- Look for opportunities outside dominant macro drivers
- We are looking to India, South Africa and agriculture to diversify our funds
David Jane, manager of Miton’s multi-asset fund range, comments:
“A major plank of our strategy is to have a range of diversified macro and thematic ideas in our portfolios. At present, there is a very powerful rotation under way in the market’s mindset, away from the disinflationary and QE dominated era to an expansionary economic environment. We have benefited greatly from this move, having had a very low exposure to bond proxies and a short duration in our bond portfolios, while at the same time being exposed to sectors that benefit from rising inflation such as resources and basic materials.

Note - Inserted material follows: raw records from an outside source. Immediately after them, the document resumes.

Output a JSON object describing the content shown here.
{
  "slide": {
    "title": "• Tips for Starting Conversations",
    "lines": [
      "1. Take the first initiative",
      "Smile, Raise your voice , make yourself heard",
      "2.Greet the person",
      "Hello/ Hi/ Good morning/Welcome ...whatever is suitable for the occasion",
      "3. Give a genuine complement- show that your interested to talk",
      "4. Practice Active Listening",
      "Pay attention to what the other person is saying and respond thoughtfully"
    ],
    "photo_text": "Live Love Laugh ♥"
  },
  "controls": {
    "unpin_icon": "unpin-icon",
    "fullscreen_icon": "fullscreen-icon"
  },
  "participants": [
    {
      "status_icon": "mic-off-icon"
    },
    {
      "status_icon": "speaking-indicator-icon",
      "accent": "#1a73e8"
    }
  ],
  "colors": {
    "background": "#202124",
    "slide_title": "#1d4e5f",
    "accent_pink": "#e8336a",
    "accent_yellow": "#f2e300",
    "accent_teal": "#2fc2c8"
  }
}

“When a single macro dynamic becomes dominant, we like to look for opportunities which might be independent of the dominant macro driver in order to diversify the funds. Within the themes we look for good supportive fundamental data but with a narrative which is less positive in the short term, combined with emerging price momentum. To be additive to the portfolio, the themes need to be distinct from the core macro ideas but not conflicting, meaning they must not do badly if we are right on our major views. For this reason, while many of our themes have been around for a long period, the way we implement them can change to reflect a dynamic macro background.
“We have looked at some of the areas of our portfolios that might be broadly independent of the very dominant global growth and reflation theme that dominates markets at the moment, but at the same time can deliver returns.

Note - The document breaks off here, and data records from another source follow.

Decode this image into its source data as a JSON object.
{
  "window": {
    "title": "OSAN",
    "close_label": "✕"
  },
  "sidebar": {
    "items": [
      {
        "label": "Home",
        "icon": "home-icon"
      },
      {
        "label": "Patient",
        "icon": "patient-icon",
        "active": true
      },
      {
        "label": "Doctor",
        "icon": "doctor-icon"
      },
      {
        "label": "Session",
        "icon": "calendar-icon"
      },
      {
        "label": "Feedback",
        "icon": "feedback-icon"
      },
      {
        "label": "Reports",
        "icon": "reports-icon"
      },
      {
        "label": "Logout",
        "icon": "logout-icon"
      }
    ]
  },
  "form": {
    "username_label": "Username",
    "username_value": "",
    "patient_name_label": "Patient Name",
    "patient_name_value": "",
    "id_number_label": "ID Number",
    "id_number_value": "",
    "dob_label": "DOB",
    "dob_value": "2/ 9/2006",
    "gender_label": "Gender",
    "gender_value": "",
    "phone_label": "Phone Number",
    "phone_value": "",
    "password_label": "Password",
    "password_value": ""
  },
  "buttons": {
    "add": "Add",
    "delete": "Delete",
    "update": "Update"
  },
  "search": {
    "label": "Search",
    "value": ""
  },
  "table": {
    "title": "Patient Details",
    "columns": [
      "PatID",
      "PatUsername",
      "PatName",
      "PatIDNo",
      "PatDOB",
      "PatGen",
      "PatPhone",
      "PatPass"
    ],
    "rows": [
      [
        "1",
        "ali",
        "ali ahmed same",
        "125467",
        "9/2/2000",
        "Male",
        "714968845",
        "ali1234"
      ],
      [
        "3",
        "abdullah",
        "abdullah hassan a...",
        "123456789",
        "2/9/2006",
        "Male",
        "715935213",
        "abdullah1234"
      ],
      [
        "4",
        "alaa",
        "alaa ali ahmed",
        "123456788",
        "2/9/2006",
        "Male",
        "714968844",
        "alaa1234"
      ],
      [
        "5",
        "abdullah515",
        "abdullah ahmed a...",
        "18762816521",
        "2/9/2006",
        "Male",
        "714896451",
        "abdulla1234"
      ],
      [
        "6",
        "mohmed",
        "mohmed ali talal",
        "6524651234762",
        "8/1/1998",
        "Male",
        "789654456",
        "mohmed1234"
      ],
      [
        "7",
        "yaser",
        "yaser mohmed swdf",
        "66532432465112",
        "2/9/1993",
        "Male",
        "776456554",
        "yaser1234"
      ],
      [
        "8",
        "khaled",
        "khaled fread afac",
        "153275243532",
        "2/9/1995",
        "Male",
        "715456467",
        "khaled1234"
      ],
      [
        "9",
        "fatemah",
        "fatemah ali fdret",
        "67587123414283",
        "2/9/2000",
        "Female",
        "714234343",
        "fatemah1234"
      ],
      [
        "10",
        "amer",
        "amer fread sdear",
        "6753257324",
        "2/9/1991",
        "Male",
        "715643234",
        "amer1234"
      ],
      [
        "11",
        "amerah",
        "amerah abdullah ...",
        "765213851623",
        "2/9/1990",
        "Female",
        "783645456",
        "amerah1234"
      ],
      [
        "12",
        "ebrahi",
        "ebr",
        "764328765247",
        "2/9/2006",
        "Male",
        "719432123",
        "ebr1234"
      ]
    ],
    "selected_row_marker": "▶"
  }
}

“One such theme is the Indian domestic economy, where Modi’s economic reforms and a young workforce suggest strong growth for years to come. The Indian economy is less integrated into the global trade system than most other emerging markets and so doesn’t need a strong US/Chinese economy to do well. While performance has been very strong, and therefore we have naturally reduced our positions, we remain a long-term bull of the potential for India.
“A recently added theme is the South African domestic market. Long regarded as too risky in the Zuma era, as it became clear that Zuma would be replaced by a much more respectable and market friendly Ramaphosa, we added a small position in government bonds and equity. Within equity, we bought the domestic stocks and banks which would benefit from a better domestic economy, rather than international mining stocks. Early signs are that Ramaphosa is getting to grips with the crony capitalism which has come to dominate South Africa and the market is reacting positively through the currency, equity market and the bond yields.
“Another recently added theme is agricultural which we have followed for some time. Global demand for food continues to rise as incomes and populations grow, and with limited natural resources, productivity enhancements are needed. Agricultural prices have been falling for some time, despite other resource prices having risen, but now appear to be rising again. As they rise, demand for machinery and supplies typically also rises. We have added a range of fertiliser and machinery companies as well as more direct plays through aquaculture and farmland, in a range of regions. This theme should benefit from a broadly rising inflation environment but add further diversity to the funds.
“In coming weeks, we expect to develop further on one or more of the newly added themes, and also continue to seek out more diversifying themes in order to reduce dependence on the very dominant and powerful macro trend.”